» **Aim of the exercise**: Down to the last line, set the entries down again exactly.

» **Stored data**:
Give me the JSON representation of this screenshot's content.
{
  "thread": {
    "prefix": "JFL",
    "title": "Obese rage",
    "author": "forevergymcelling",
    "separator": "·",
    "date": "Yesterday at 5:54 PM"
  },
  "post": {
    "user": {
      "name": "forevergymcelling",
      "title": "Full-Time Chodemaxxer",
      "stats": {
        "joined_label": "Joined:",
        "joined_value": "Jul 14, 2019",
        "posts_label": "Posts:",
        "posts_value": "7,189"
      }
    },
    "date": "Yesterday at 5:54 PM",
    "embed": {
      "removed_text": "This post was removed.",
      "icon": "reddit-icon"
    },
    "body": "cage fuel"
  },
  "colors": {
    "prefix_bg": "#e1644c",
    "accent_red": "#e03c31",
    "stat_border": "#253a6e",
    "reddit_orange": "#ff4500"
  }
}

» **Exercise output**:
Give me the JSON representation of this screenshot's content.
{
  "thread": {
    "prefix": "JFL",
    "title": "Obese rage",
    "author": "forevergymcelling",
    "separator": "·",
    "date": "Yesterday at 5:54 PM"
  },
  "post": {
    "user": {
      "name": "forevergymcelling",
      "title": "Full-Time Chodemaxxer",
      "stats": {
        "joined_label": "Joined:",
        "joined_value": "Jul 14, 2019",
        "posts_label": "Posts:",
        "posts_value": "7,189"
      }
    },
    "date": "Yesterday at 5:54 PM",
    "embed": {
      "removed_text": "This post was removed.",
      "icon": "reddit-icon"
    },
    "body": "cage fuel"
  },
  "colors": {
    "prefix_bg": "#e1644c",
    "accent_red": "#e03c31",
    "stat_border": "#253a6e",
    "reddit_orange": "#ff4500"
  }
}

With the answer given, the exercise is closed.